Its like the RAGBRAI of Germany just broke out in front of our house, sorta.


By no planning of our own we came to live on the Deutsch Weinstraße (German Wine Route). We didn’t even know there was a Deutsch Weinstraße when we found this house, but it turns out this Weinstraße thing is a pretty big deal.  The Weinstraße runs north and south through Germany and is dotted by small and medium sized cities and hamlets alike that are a big tourist attraction for all of the scenery, castles, restraunts, and of course wineries.

When I say  “we live on the Weinstraße”, I don’t mean it in the sense that we live in a town that the Weinstraße runs through (although we do, the name of our town is Neusadt an der Weinstraße, and that by itself is a privilege). What I mean specifically is that street outside our door is the actual Weinstraße. Our street address is Weinstraße 35, our neighbors are a wineries….We live on the Weinstraße.   Most days out of the year it seems like the Weinstraße is just like any other street, cars, bikes, walkers, etc.  But what we’re learning is that the Weinstraße and the towns along it frequently host festivals & events centered around the wine culture. 

I learned about one just last week was visiting our neighbors (Hans and Eva Nickel, Weingut Kaiserstuhl).   They were mentioning all of the parties and festivals throughout the year, especially one coming up the next week.  I was having a hard time keeping up with the conversation in German but I caught one part that stood out. “Did you say kein auto? No cars allowed on the street?”.  Yup, 85km of the street closed all day for Erlebnistag Deutsche Weinstraße.  No exit, no entry, except by foot or bike.  Its like a mini RAGBRAI except they have wine and cheese instead of Bud Light and hotdogs.

Weinstraßse at noon today

On an average day.

The picture on the left is our street, I took for our movers last week. This is our street on a “normal” day.
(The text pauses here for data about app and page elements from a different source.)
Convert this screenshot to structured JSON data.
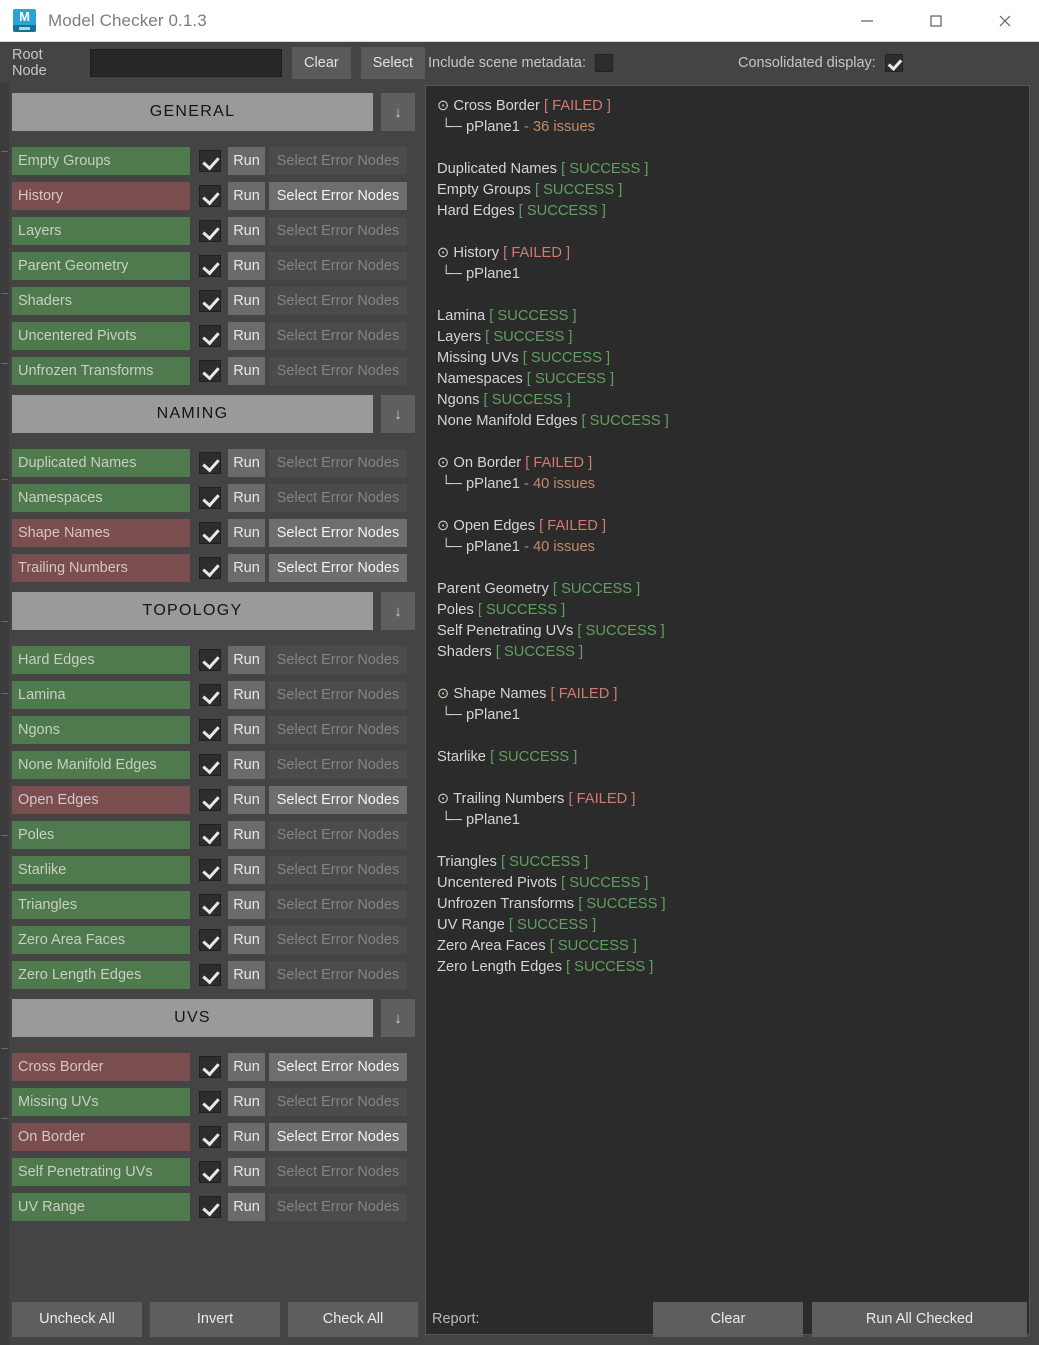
{
  "window": {
    "title": "Model Checker 0.1.3",
    "icon": "maya-app-icon",
    "minimize_label": "minimize-icon",
    "maximize_label": "maximize-icon",
    "close_label": "close-icon"
  },
  "toolbar": {
    "root_node_label": "Root Node",
    "root_node_value": "",
    "root_node_placeholder": "",
    "clear_label": "Clear",
    "select_label": "Select"
  },
  "options": {
    "include_metadata_label": "Include scene metadata:",
    "include_metadata_checked": false,
    "consolidated_label": "Consolidated display:",
    "consolidated_checked": true
  },
  "labels": {
    "run": "Run",
    "select_error_nodes": "Select Error Nodes",
    "collapse_arrow": "↓"
  },
  "sections": [
    {
      "title": "GENERAL",
      "checks": [
        {
          "name": "Empty Groups",
          "state": "pass",
          "checked": true,
          "errors": false
        },
        {
          "name": "History",
          "state": "fail",
          "checked": true,
          "errors": true
        },
        {
          "name": "Layers",
          "state": "pass",
          "checked": true,
          "errors": false
        },
        {
          "name": "Parent Geometry",
          "state": "pass",
          "checked": true,
          "errors": false
        },
        {
          "name": "Shaders",
          "state": "pass",
          "checked": true,
          "errors": false
        },
        {
          "name": "Uncentered Pivots",
          "state": "pass",
          "checked": true,
          "errors": false
        },
        {
          "name": "Unfrozen Transforms",
          "state": "pass",
          "checked": true,
          "errors": false
        }
      ]
    },
    {
      "title": "NAMING",
      "checks": [
        {
          "name": "Duplicated Names",
          "state": "pass",
          "checked": true,
          "errors": false
        },
        {
          "name": "Namespaces",
          "state": "pass",
          "checked": true,
          "errors": false
        },
        {
          "name": "Shape Names",
          "state": "fail",
          "checked": true,
          "errors": true
        },
        {
          "name": "Trailing Numbers",
          "state": "fail",
          "checked": true,
          "errors": true
        }
      ]
    },
    {
      "title": "TOPOLOGY",
      "checks": [
        {
          "name": "Hard Edges",
          "state": "pass",
          "checked": true,
          "errors": false
        },
        {
          "name": "Lamina",
          "state": "pass",
          "checked": true,
          "errors": false
        },
        {
          "name": "Ngons",
          "state": "pass",
          "checked": true,
          "errors": false
        },
        {
          "name": "None Manifold Edges",
          "state": "pass",
          "checked": true,
          "errors": false
        },
        {
          "name": "Open Edges",
          "state": "fail",
          "checked": true,
          "errors": true
        },
        {
          "name": "Poles",
          "state": "pass",
          "checked": true,
          "errors": false
        },
        {
          "name": "Starlike",
          "state": "pass",
          "checked": true,
          "errors": false
        },
        {
          "name": "Triangles",
          "state": "pass",
          "checked": true,
          "errors": false
        },
        {
          "name": "Zero Area Faces",
          "state": "pass",
          "checked": true,
          "errors": false
        },
        {
          "name": "Zero Length Edges",
          "state": "pass",
          "checked": true,
          "errors": false
        }
      ]
    },
    {
      "title": "UVS",
      "checks": [
        {
          "name": "Cross Border",
          "state": "fail",
          "checked": true,
          "errors": true
        },
        {
          "name": "Missing UVs",
          "state": "pass",
          "checked": true,
          "errors": false
        },
        {
          "name": "On Border",
          "state": "fail",
          "checked": true,
          "errors": true
        },
        {
          "name": "Self Penetrating UVs",
          "state": "pass",
          "checked": true,
          "errors": false
        },
        {
          "name": "UV Range",
          "state": "pass",
          "checked": true,
          "errors": false
        }
      ]
    }
  ],
  "report": {
    "bullet": "⊙",
    "branch": "└─",
    "status_fail": "[ FAILED ]",
    "status_pass": "[ SUCCESS ]",
    "lines": [
      {
        "kind": "fail",
        "name": "Cross Border"
      },
      {
        "kind": "node",
        "node": "pPlane1",
        "detail": "- 36 issues"
      },
      {
        "kind": "blank"
      },
      {
        "kind": "pass",
        "name": "Duplicated Names"
      },
      {
        "kind": "pass",
        "name": "Empty Groups"
      },
      {
        "kind": "pass",
        "name": "Hard Edges"
      },
      {
        "kind": "blank"
      },
      {
        "kind": "fail",
        "name": "History"
      },
      {
        "kind": "node",
        "node": "pPlane1",
        "detail": ""
      },
      {
        "kind": "blank"
      },
      {
        "kind": "pass",
        "name": "Lamina"
      },
      {
        "kind": "pass",
        "name": "Layers"
      },
      {
        "kind": "pass",
        "name": "Missing UVs"
      },
      {
        "kind": "pass",
        "name": "Namespaces"
      },
      {
        "kind": "pass",
        "name": "Ngons"
      },
      {
        "kind": "pass",
        "name": "None Manifold Edges"
      },
      {
        "kind": "blank"
      },
      {
        "kind": "fail",
        "name": "On Border"
      },
      {
        "kind": "node",
        "node": "pPlane1",
        "detail": "- 40 issues"
      },
      {
        "kind": "blank"
      },
      {
        "kind": "fail",
        "name": "Open Edges"
      },
      {
        "kind": "node",
        "node": "pPlane1",
        "detail": "- 40 issues"
      },
      {
        "kind": "blank"
      },
      {
        "kind": "pass",
        "name": "Parent Geometry"
      },
      {
        "kind": "pass",
        "name": "Poles"
      },
      {
        "kind": "pass",
        "name": "Self Penetrating UVs"
      },
      {
        "kind": "pass",
        "name": "Shaders"
      },
      {
        "kind": "blank"
      },
      {
        "kind": "fail",
        "name": "Shape Names"
      },
      {
        "kind": "node",
        "node": "pPlane1",
        "detail": ""
      },
      {
        "kind": "blank"
      },
      {
        "kind": "pass",
        "name": "Starlike"
      },
      {
        "kind": "blank"
      },
      {
        "kind": "fail",
        "name": "Trailing Numbers"
      },
      {
        "kind": "node",
        "node": "pPlane1",
        "detail": ""
      },
      {
        "kind": "blank"
      },
      {
        "kind": "pass",
        "name": "Triangles"
      },
      {
        "kind": "pass",
        "name": "Uncentered Pivots"
      },
      {
        "kind": "pass",
        "name": "Unfrozen Transforms"
      },
      {
        "kind": "pass",
        "name": "UV Range"
      },
      {
        "kind": "pass",
        "name": "Zero Area Faces"
      },
      {
        "kind": "pass",
        "name": "Zero Length Edges"
      }
    ]
  },
  "bottom": {
    "uncheck_all": "Uncheck All",
    "invert": "Invert",
    "check_all": "Check All",
    "report_label": "Report:",
    "clear": "Clear",
    "run_all_checked": "Run All Checked"
  },
  "colors": {
    "pass_row": "#4e7a4e",
    "fail_row": "#7a4e4e",
    "pass_text": "#5fa05f",
    "fail_text": "#cf7a72",
    "issues_text": "#c08a6a",
    "panel_bg": "#2b2b2b",
    "window_bg": "#444444",
    "section_header": "#9a9a9a"
  }
}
The  picture on the right is our street this afternoon. What you can’t see in the picture is the live music, smell of flammkuchen and wurst and associated jubilee.